Dataset:
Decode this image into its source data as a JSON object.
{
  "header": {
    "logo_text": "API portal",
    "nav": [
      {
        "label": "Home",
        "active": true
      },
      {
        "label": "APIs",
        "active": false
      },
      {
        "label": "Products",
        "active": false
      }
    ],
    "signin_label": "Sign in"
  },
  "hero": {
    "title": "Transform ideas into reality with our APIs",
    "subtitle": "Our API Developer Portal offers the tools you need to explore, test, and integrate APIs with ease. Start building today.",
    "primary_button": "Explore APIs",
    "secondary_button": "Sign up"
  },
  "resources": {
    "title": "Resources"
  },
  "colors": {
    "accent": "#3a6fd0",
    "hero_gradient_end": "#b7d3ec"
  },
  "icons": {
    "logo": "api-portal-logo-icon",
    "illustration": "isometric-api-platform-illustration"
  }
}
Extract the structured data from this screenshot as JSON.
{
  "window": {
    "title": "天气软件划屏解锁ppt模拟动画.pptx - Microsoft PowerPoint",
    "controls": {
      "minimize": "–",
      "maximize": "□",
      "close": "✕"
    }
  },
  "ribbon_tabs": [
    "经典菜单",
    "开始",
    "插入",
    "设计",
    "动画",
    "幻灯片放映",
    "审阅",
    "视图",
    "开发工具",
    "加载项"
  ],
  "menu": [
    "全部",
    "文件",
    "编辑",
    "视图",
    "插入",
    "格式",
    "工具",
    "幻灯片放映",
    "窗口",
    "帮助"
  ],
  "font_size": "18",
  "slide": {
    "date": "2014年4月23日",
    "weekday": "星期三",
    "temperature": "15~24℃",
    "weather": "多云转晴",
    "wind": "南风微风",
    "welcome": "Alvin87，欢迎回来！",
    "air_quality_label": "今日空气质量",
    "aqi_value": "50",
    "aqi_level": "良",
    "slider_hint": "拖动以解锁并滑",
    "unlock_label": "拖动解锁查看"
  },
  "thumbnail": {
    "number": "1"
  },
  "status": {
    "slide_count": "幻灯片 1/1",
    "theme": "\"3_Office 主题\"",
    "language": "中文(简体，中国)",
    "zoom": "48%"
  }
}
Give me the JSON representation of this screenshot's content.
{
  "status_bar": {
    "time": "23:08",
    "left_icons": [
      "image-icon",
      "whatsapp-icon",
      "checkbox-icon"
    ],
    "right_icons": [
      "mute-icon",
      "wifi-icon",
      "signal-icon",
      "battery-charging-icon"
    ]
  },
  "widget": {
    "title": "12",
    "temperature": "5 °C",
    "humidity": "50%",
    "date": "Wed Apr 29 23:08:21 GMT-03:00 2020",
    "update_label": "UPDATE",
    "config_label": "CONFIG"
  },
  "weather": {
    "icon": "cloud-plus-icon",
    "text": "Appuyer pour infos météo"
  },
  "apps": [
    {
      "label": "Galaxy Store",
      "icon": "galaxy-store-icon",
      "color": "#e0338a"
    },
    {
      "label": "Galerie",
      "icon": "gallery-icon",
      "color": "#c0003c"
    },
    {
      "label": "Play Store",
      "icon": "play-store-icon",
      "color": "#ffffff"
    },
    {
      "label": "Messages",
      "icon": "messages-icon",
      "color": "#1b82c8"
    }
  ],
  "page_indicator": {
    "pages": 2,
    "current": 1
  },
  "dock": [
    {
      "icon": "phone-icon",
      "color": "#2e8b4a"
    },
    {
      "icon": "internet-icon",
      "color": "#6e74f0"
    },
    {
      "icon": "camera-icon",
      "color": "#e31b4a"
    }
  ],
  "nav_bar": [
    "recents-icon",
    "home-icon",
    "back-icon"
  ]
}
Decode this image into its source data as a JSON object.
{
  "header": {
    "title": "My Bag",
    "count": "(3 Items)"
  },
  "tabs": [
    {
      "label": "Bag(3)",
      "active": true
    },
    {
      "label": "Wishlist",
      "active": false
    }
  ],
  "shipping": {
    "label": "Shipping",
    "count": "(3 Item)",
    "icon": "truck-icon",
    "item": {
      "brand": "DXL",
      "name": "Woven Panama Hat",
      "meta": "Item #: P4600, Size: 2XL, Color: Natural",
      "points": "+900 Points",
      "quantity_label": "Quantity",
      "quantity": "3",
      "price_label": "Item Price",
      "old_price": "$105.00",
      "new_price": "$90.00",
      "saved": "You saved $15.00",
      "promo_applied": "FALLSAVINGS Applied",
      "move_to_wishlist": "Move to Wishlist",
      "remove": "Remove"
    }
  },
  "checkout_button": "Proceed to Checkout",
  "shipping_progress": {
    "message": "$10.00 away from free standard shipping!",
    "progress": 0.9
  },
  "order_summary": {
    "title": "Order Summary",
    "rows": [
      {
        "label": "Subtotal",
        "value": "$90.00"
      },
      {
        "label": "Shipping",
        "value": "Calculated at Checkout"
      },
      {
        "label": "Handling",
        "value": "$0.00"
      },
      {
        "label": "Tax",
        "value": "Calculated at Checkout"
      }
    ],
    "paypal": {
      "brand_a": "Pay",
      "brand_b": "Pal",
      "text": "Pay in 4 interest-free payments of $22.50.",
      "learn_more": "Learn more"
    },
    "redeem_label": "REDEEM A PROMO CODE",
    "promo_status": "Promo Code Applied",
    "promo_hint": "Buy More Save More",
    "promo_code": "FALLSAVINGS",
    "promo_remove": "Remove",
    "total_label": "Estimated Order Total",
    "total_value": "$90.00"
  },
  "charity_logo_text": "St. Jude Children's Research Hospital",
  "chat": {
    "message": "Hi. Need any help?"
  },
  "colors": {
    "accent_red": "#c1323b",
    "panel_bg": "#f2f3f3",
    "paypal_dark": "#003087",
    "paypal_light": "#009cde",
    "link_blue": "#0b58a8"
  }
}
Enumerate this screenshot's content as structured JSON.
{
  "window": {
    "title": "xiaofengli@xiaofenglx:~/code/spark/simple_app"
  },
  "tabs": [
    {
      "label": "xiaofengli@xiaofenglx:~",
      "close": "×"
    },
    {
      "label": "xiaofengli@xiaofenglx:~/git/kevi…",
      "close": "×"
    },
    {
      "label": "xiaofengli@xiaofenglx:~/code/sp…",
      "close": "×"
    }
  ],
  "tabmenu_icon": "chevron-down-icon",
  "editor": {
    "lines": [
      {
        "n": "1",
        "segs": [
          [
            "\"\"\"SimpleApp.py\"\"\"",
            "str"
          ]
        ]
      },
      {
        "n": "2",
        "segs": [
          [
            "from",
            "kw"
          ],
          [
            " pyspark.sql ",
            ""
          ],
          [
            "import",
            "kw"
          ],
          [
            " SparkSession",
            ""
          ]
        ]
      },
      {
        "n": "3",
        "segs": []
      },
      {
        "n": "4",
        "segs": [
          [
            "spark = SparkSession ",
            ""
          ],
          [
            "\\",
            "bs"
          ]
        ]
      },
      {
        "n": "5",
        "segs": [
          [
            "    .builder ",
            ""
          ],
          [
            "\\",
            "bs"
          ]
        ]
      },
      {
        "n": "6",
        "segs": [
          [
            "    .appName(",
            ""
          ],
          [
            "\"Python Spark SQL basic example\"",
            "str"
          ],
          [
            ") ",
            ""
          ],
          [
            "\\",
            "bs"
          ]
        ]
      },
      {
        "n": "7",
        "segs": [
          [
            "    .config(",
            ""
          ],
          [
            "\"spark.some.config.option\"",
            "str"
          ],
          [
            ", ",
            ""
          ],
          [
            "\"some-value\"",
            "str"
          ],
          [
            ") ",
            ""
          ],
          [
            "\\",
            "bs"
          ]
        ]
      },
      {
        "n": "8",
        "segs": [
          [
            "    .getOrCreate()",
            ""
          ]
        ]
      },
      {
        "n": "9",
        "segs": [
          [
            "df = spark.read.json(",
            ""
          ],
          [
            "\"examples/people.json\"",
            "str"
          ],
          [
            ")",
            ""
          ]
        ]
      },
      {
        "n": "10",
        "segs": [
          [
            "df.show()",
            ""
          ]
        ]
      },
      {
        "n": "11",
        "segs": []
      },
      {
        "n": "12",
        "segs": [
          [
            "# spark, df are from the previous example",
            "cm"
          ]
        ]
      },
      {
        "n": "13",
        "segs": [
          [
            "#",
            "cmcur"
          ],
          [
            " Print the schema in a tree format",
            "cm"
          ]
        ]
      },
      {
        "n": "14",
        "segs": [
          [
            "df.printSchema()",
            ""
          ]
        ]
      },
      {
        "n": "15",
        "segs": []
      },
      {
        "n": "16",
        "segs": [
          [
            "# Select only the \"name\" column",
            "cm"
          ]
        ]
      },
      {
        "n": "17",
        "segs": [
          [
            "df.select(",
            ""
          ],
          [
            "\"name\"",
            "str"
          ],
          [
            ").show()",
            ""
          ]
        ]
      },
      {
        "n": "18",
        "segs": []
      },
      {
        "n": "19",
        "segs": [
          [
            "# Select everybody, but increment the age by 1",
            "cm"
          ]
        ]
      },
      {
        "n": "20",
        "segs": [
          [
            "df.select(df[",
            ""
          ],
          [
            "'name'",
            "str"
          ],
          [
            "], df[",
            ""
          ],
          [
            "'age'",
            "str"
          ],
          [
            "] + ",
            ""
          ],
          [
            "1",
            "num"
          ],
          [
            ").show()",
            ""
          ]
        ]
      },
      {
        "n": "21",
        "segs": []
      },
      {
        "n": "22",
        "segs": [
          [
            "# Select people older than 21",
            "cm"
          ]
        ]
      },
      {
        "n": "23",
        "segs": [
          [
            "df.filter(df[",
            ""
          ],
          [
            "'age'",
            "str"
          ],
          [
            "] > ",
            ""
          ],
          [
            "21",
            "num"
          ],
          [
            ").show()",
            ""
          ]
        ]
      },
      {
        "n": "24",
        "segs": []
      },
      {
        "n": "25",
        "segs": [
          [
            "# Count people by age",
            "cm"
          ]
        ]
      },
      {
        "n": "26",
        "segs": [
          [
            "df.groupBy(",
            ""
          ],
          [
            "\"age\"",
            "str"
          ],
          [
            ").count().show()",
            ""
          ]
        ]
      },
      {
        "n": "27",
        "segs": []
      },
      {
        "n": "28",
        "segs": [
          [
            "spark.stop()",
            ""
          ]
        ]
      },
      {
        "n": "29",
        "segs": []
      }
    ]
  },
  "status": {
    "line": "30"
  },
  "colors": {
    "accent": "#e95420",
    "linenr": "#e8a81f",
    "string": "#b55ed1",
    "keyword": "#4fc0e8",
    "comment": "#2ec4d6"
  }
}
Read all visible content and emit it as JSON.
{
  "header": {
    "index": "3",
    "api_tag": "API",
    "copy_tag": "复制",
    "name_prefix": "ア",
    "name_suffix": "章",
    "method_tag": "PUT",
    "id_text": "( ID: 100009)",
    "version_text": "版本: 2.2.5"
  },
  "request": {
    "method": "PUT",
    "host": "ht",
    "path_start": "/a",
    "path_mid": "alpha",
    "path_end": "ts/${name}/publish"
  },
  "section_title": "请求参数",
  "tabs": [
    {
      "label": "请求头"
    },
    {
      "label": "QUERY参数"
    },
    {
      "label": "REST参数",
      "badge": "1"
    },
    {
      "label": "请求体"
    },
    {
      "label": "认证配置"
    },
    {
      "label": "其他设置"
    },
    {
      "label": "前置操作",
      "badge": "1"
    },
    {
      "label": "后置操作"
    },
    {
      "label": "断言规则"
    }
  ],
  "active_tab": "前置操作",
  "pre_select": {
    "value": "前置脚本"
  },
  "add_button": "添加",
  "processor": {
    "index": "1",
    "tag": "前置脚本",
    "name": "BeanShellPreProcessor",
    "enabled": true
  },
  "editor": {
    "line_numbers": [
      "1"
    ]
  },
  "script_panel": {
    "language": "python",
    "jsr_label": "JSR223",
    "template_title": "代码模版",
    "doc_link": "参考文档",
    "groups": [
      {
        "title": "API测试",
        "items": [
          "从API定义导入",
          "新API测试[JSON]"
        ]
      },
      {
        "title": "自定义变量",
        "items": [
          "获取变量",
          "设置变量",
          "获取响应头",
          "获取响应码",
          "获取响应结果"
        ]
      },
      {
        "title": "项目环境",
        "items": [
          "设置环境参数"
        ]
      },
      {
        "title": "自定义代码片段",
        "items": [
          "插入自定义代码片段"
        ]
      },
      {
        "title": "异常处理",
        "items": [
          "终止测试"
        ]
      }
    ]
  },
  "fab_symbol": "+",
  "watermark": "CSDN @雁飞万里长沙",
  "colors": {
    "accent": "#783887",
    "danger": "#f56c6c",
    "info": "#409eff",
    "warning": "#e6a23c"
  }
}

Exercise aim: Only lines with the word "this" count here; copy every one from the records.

Task response:
Decode this image into its source data as a JSON object.
Extract the structured data from this screenshot as JSON.
Give me the JSON representation of this screenshot's content.
Decode this image into its source data as a JSON object.
Enumerate this screenshot's content as structured JSON.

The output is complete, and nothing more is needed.